**** Dataset extract
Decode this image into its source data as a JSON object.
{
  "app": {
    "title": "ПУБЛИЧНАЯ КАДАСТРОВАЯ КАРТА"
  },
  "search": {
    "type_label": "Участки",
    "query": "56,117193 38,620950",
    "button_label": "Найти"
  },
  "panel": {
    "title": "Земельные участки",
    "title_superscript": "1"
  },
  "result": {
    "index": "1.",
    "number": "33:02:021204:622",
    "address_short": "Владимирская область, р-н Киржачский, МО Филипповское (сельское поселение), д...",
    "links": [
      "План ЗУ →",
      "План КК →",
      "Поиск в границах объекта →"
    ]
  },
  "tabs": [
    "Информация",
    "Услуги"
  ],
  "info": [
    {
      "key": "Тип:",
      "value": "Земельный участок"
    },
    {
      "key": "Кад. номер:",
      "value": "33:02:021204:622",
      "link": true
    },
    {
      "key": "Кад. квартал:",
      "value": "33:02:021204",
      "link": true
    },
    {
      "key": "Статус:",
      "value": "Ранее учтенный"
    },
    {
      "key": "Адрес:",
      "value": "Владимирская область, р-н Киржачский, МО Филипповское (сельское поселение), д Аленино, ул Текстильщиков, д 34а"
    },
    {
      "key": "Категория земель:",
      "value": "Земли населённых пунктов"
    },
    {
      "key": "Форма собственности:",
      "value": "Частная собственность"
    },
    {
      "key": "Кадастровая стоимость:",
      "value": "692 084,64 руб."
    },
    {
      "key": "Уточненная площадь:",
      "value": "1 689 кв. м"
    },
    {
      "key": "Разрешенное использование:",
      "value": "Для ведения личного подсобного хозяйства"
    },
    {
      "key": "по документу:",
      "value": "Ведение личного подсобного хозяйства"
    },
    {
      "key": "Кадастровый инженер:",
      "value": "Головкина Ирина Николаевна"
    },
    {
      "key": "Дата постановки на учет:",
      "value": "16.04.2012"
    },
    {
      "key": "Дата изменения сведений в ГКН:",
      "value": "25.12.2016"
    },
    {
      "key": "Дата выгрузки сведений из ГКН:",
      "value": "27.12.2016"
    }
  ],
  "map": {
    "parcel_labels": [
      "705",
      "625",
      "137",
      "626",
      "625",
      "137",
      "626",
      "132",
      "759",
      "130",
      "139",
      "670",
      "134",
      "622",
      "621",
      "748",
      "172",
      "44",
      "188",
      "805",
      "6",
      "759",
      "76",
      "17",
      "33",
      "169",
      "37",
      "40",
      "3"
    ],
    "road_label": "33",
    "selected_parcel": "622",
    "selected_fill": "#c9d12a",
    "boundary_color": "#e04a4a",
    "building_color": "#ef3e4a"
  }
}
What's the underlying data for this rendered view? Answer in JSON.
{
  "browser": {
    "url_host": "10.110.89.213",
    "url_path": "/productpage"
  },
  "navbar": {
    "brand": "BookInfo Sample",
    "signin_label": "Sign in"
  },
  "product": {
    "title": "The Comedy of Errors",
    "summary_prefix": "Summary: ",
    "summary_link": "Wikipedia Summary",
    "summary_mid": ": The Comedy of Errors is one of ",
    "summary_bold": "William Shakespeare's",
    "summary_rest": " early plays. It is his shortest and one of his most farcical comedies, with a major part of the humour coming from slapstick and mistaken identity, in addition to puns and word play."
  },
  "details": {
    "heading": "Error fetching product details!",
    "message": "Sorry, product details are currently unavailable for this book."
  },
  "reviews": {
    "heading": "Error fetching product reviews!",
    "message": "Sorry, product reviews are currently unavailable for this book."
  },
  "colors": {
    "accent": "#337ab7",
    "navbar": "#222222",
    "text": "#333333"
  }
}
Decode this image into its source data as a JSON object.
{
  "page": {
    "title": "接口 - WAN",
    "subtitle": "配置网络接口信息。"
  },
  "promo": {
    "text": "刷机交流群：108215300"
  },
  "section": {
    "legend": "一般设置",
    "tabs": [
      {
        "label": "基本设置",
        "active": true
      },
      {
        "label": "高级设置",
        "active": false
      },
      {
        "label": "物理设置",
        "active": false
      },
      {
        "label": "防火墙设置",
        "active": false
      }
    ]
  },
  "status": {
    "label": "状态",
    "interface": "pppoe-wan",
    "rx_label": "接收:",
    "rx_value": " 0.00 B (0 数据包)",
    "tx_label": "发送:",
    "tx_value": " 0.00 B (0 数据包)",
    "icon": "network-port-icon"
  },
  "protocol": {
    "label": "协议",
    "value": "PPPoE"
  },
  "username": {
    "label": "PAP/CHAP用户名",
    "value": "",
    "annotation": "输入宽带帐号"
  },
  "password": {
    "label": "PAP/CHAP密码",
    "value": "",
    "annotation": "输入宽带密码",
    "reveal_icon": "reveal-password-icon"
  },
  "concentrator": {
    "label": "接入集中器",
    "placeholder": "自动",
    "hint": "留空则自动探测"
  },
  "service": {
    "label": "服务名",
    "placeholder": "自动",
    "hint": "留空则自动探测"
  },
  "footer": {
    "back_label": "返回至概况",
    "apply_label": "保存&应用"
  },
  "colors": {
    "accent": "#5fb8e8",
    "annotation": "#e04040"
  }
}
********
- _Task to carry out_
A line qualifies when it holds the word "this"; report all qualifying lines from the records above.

- _Answer_
Decode this image into its source data as a JSON object.
What's the underlying data for this rendered view? Answer in JSON.
    "message": "Sorry, product details are currently unavailable for this book."
    "message": "Sorry, product reviews are currently unavailable for this book."
Decode this image into its source data as a JSON object.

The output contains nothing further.